:: Task statement ::
Return every record below exactly as given.

(Beginning of Information shown)

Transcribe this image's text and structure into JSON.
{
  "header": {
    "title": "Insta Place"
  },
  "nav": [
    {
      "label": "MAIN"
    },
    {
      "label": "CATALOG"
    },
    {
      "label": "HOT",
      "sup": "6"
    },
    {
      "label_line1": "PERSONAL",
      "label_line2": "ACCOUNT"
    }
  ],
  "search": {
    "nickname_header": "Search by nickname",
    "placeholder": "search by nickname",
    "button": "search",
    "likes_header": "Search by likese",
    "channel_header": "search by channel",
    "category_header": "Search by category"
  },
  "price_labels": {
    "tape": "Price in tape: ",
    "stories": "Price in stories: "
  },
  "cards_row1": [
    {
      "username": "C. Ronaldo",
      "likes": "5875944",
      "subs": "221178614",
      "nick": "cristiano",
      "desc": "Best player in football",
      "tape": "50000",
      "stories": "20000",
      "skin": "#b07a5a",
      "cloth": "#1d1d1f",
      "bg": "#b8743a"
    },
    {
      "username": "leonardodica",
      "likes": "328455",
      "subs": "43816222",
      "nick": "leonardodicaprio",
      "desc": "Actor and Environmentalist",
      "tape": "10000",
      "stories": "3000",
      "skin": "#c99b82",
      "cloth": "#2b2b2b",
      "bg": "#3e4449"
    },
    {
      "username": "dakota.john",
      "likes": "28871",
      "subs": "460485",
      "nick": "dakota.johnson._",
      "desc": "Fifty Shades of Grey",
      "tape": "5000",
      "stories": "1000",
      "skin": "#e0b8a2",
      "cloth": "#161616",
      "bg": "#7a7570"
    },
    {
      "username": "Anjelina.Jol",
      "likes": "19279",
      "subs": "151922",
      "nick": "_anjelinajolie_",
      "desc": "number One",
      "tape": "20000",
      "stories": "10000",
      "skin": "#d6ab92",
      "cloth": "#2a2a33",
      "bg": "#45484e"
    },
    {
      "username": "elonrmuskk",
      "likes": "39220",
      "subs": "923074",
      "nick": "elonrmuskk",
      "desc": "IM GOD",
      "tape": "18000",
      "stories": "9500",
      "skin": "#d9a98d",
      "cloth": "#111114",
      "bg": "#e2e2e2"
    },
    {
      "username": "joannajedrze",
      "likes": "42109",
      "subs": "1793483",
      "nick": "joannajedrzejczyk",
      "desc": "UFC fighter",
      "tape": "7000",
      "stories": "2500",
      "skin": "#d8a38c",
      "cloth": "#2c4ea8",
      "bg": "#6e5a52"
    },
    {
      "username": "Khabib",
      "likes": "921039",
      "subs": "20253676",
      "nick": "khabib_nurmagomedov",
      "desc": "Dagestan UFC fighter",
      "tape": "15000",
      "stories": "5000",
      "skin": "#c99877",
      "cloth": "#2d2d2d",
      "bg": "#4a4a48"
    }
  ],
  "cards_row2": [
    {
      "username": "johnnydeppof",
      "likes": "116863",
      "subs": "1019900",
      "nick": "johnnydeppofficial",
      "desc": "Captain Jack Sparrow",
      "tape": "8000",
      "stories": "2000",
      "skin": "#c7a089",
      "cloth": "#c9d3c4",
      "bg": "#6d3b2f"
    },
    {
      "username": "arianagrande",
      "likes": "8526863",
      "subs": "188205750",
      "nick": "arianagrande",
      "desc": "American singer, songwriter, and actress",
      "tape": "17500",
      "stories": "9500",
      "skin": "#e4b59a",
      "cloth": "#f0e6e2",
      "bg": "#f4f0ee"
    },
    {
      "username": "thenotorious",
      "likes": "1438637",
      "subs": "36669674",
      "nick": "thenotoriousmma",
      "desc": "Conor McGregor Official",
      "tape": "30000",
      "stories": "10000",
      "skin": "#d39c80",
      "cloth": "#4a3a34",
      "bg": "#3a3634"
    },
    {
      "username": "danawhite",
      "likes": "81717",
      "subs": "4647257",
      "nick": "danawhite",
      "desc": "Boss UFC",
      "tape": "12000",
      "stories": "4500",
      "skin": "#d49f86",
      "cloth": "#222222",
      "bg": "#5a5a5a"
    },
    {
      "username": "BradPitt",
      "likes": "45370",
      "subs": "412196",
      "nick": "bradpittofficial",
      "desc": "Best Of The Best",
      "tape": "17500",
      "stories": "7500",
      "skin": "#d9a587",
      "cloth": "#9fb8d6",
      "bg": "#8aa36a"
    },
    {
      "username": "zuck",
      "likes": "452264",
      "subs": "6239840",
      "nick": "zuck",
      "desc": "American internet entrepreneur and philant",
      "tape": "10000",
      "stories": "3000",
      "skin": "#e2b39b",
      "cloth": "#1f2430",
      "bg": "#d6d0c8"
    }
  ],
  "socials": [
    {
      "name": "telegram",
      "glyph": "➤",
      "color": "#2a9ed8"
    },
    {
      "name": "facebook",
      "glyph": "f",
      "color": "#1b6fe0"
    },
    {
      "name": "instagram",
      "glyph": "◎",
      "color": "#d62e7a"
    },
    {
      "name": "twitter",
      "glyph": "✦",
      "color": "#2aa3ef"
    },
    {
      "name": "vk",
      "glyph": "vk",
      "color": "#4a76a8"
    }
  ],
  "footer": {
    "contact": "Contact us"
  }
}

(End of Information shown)

:: The answer ::
Transcribe this image's text and structure into JSON.
{
  "header": {
    "title": "Insta Place"
  },
  "nav": [
    {
      "label": "MAIN"
    },
    {
      "label": "CATALOG"
    },
    {
      "label": "HOT",
      "sup": "6"
    },
    {
      "label_line1": "PERSONAL",
      "label_line2": "ACCOUNT"
    }
  ],
  "search": {
    "nickname_header": "Search by nickname",
    "placeholder": "search by nickname",
    "button": "search",
    "likes_header": "Search by likese",
    "channel_header": "search by channel",
    "category_header": "Search by category"
  },
  "price_labels": {
    "tape": "Price in tape: ",
    "stories": "Price in stories: "
  },
  "cards_row1": [
    {
      "username": "C. Ronaldo",
      "likes": "5875944",
      "subs": "221178614",
      "nick": "cristiano",
      "desc": "Best player in football",
      "tape": "50000",
      "stories": "20000",
      "skin": "#b07a5a",
      "cloth": "#1d1d1f",
      "bg": "#b8743a"
    },
    {
      "username": "leonardodica",
      "likes": "328455",
      "subs": "43816222",
      "nick": "leonardodicaprio",
      "desc": "Actor and Environmentalist",
      "tape": "10000",
      "stories": "3000",
      "skin": "#c99b82",
      "cloth": "#2b2b2b",
      "bg": "#3e4449"
    },
    {
      "username": "dakota.john",
      "likes": "28871",
      "subs": "460485",
      "nick": "dakota.johnson._",
      "desc": "Fifty Shades of Grey",
      "tape": "5000",
      "stories": "1000",
      "skin": "#e0b8a2",
      "cloth": "#161616",
      "bg": "#7a7570"
    },
    {
      "username": "Anjelina.Jol",
      "likes": "19279",
      "subs": "151922",
      "nick": "_anjelinajolie_",
      "desc": "number One",
      "tape": "20000",
      "stories": "10000",
      "skin": "#d6ab92",
      "cloth": "#2a2a33",
      "bg": "#45484e"
    },
    {
      "username": "elonrmuskk",
      "likes": "39220",
      "subs": "923074",
      "nick": "elonrmuskk",
      "desc": "IM GOD",
      "tape": "18000",
      "stories": "9500",
      "skin": "#d9a98d",
      "cloth": "#111114",
      "bg": "#e2e2e2"
    },
    {
      "username": "joannajedrze",
      "likes": "42109",
      "subs": "1793483",
      "nick": "joannajedrzejczyk",
      "desc": "UFC fighter",
      "tape": "7000",
      "stories": "2500",
      "skin": "#d8a38c",
      "cloth": "#2c4ea8",
      "bg": "#6e5a52"
    },
    {
      "username": "Khabib",
      "likes": "921039",
      "subs": "20253676",
      "nick": "khabib_nurmagomedov",
      "desc": "Dagestan UFC fighter",
      "tape": "15000",
      "stories": "5000",
      "skin": "#c99877",
      "cloth": "#2d2d2d",
      "bg": "#4a4a48"
    }
  ],
  "cards_row2": [
    {
      "username": "johnnydeppof",
      "likes": "116863",
      "subs": "1019900",
      "nick": "johnnydeppofficial",
      "desc": "Captain Jack Sparrow",
      "tape": "8000",
      "stories": "2000",
      "skin": "#c7a089",
      "cloth": "#c9d3c4",
      "bg": "#6d3b2f"
    },
    {
      "username": "arianagrande",
      "likes": "8526863",
      "subs": "188205750",
      "nick": "arianagrande",
      "desc": "American singer, songwriter, and actress",
      "tape": "17500",
      "stories": "9500",
      "skin": "#e4b59a",
      "cloth": "#f0e6e2",
      "bg": "#f4f0ee"
    },
    {
      "username": "thenotorious",
      "likes": "1438637",
      "subs": "36669674",
      "nick": "thenotoriousmma",
      "desc": "Conor McGregor Official",
      "tape": "30000",
      "stories": "10000",
      "skin": "#d39c80",
      "cloth": "#4a3a34",
      "bg": "#3a3634"
    },
    {
      "username": "danawhite",
      "likes": "81717",
      "subs": "4647257",
      "nick": "danawhite",
      "desc": "Boss UFC",
      "tape": "12000",
      "stories": "4500",
      "skin": "#d49f86",
      "cloth": "#222222",
      "bg": "#5a5a5a"
    },
    {
      "username": "BradPitt",
      "likes": "45370",
      "subs": "412196",
      "nick": "bradpittofficial",
      "desc": "Best Of The Best",
      "tape": "17500",
      "stories": "7500",
      "skin": "#d9a587",
      "cloth": "#9fb8d6",
      "bg": "#8aa36a"
    },
    {
      "username": "zuck",
      "likes": "452264",
      "subs": "6239840",
      "nick": "zuck",
      "desc": "American internet entrepreneur and philant",
      "tape": "10000",
      "stories": "3000",
      "skin": "#e2b39b",
      "cloth": "#1f2430",
      "bg": "#d6d0c8"
    }
  ],
  "socials": [
    {
      "name": "telegram",
      "glyph": "➤",
      "color": "#2a9ed8"
    },
    {
      "name": "facebook",
      "glyph": "f",
      "color": "#1b6fe0"
    },
    {
      "name": "instagram",
      "glyph": "◎",
      "color": "#d62e7a"
    },
    {
      "name": "twitter",
      "glyph": "✦",
      "color": "#2aa3ef"
    },
    {
      "name": "vk",
      "glyph": "vk",
      "color": "#4a76a8"
    }
  ],
  "footer": {
    "contact": "Contact us"
  }
}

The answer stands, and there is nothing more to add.